Welcome back again.
Let me ask you something. Imagine that the company behind your favorite game console has just released what they call an upgrade for that console. The thing is, the upgrade results in the console being completely unable to play any games in its old format. What’s more, the company is calling this complete break with the past a good thing. How would you feel? Well, believe it or not, Nintendo tried something like this decades ago (although, to be fair, the upgrade they came up with wasn’t permanent). Have I got you intrigued? In that case, hang on for a quick jump into the past.
It’s the mid-1980s in Japan. Although the Nintendo Famicom is enjoying some degree of success, the government has recently given in to pressure to ban the rental of video games. Since all games must now (in theory) be purchased for full price, the public is looking for ways to pay less for them (considering the expense involved in producing cartridges). Nintendo’s solution: looking to small floppy disks as a cheaper method of data storage that also offered more available space. Of course, if you’re going to use floppy disks with the console that originally used cartridges, you’re going to need to come up with some sort of adaptive system. In this case, that was the Famicom Disk System.

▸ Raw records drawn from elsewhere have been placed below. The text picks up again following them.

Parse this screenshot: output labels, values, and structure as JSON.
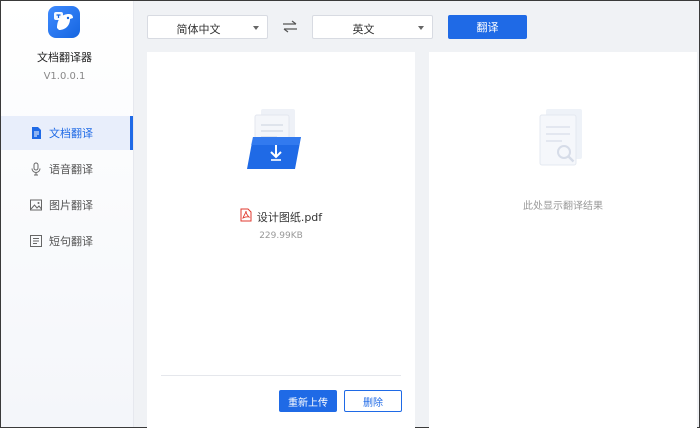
{
  "app": {
    "name": "文档翻译器",
    "version": "V1.0.0.1"
  },
  "sidebar": {
    "items": [
      {
        "label": "文档翻译",
        "icon": "document-icon",
        "active": true
      },
      {
        "label": "语音翻译",
        "icon": "microphone-icon",
        "active": false
      },
      {
        "label": "图片翻译",
        "icon": "image-icon",
        "active": false
      },
      {
        "label": "短句翻译",
        "icon": "text-lines-icon",
        "active": false
      }
    ]
  },
  "toolbar": {
    "source_language": "简体中文",
    "target_language": "英文",
    "translate_label": "翻译",
    "swap_icon": "swap-arrows-icon"
  },
  "source_panel": {
    "file_name": "设计图纸.pdf",
    "file_size": "229.99KB",
    "file_icon": "pdf-icon",
    "reupload_label": "重新上传",
    "delete_label": "删除"
  },
  "result_panel": {
    "placeholder": "此处显示翻译结果"
  },
  "colors": {
    "accent": "#1f6ae6",
    "sidebar_active_bg": "#e8eefb",
    "page_bg": "#f0f2f5"
  }
}
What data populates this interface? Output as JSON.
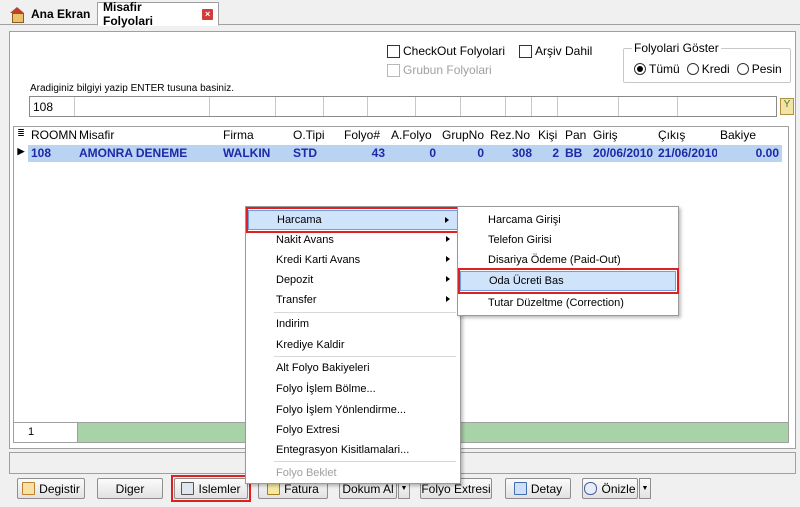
{
  "tabs": {
    "home": "Ana Ekran",
    "active": "Misafir Folyolari",
    "close": "×"
  },
  "filters": {
    "checkout": "CheckOut Folyolari",
    "archive": "Arşiv Dahil",
    "group": "Grubun Folyolari",
    "group_title": "Folyolari Göster",
    "radios": [
      "Tümü",
      "Kredi",
      "Pesin"
    ],
    "hint": "Aradiginiz bilgiyi yazip ENTER tusuna basiniz.",
    "search_value": "108",
    "search_btn": "Y"
  },
  "grid": {
    "headers": [
      "ROOMN",
      "Misafir",
      "Firma",
      "O.Tipi",
      "Folyo#",
      "A.Folyo",
      "GrupNo",
      "Rez.No",
      "Kişi",
      "Pan",
      "Giriş",
      "Çıkış",
      "Bakiye"
    ],
    "row": [
      "108",
      "AMONRA DENEME",
      "WALKIN",
      "STD",
      "43",
      "0",
      "0",
      "308",
      "2",
      "BB",
      "20/06/2010",
      "21/06/2010",
      "0.00"
    ],
    "row_marker": "▶",
    "header_marker": "≣",
    "footer_count": "1"
  },
  "menu": {
    "items": [
      "Harcama",
      "Nakit Avans",
      "Kredi Karti Avans",
      "Depozit",
      "Transfer",
      "Indirim",
      "Krediye Kaldir",
      "Alt Folyo Bakiyeleri",
      "Folyo İşlem Bölme...",
      "Folyo İşlem Yönlendirme...",
      "Folyo Extresi",
      "Entegrasyon Kisitlamalari...",
      "Folyo Beklet"
    ]
  },
  "submenu": {
    "items": [
      "Harcama Girişi",
      "Telefon Girisi",
      "Disariya Ödeme (Paid-Out)",
      "Oda Ücreti Bas",
      "Tutar Düzeltme (Correction)"
    ]
  },
  "toolbar": {
    "degistir": "Degistir",
    "diger": "Diger",
    "islemler": "Islemler",
    "fatura": "Fatura",
    "dokum": "Dokum Al",
    "extresi": "Folyo Extresi",
    "detay": "Detay",
    "onizle": "Önizle"
  }
}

The Disk System itself is very easy to set up. All you do is plug something known as the RAM Adapter into the Famicom cartridge slot, and connect the cable on the back of the adapter to the actual Disk System unit. Interestingly, while the Disk System is capable of being powered through a wired connection, it can also be powered independently via batteries (apparently, executives thought that convenient power outlets would already be occupied by the Famicom and the TV). After that, it pretty much works just like the old model: turn it on, insert a disk, and enjoy yourself.
At first, this whole thing might have seemed like a great idea. The Disk System offered not only an increase in storage space and easy save data capability, but also enhanced sound capability. It was where such franchises as The Legend of Zelda and Metroid made their first appearances. The disks were cheaper to produce, and could be made more quickly (apparently, the original release of Kid Icarus entered actual production only three days prior to its release date).
What’s more, the peripheral had its fair share of neat additional features. For example, by making use of a machine called a Disk Writer, it was possible to purchase blank discs for a rather low price and have new games written to them. You could even go so far as to overwrite a game on a disk that you owned already with another game for even less money. Depending on the size of the games you were buying, you might even be able to fit two games on a single disk (one on each side). There was even a feature where high scores from games on special blue disks could be faxed to Nintendo in order to compete for spots on a sort of leaderboard. Prizes would be awarded to the winners of score contests.
Of course, the system wasn’t perfect. For one thing, presumably as a cost-cutting measure, none of the disks (except for the special blue ones that I mentioned earlier) came with protective shutters. Instead, wax sleeves were used to protect the disks. As a result, a disk left lying out could easily accumulate enough dust or fingerprints to leave it unplayable. The fact that the system used entirely proprietary parts also meant that repairs required sending away to Nintendo for assistance. The error codes displayed by the system in the event of a problem offer no explanation as to what the trouble actually is. Not long after the system was released, cartridges began catching up to what the disks were capable of, and the costs of producing cartridges began to fall. After only a few years, the Disk System was discontinued, and Nintendo returned to using cartridges as the medium of release for their games.
Although the Disk System may be gone, it hasn’t been completely forgotten. If any of you remember Paper Mario: The Thousand Year Door, the sequence that plays when Peach inserts a disk into Sir Grodus’ personal terminal is a scaled-down version of the Disk System boot screen.
Thanks for visiting me this time. Next time, we’ll be taking a look at what I would call maybe the most well-known peripheral for the NES. I know, that isn’t much of a hint; but if you think about NES peripherals a bit, you should be able to make a guess that’s “on target.”
I’ll be seeing you…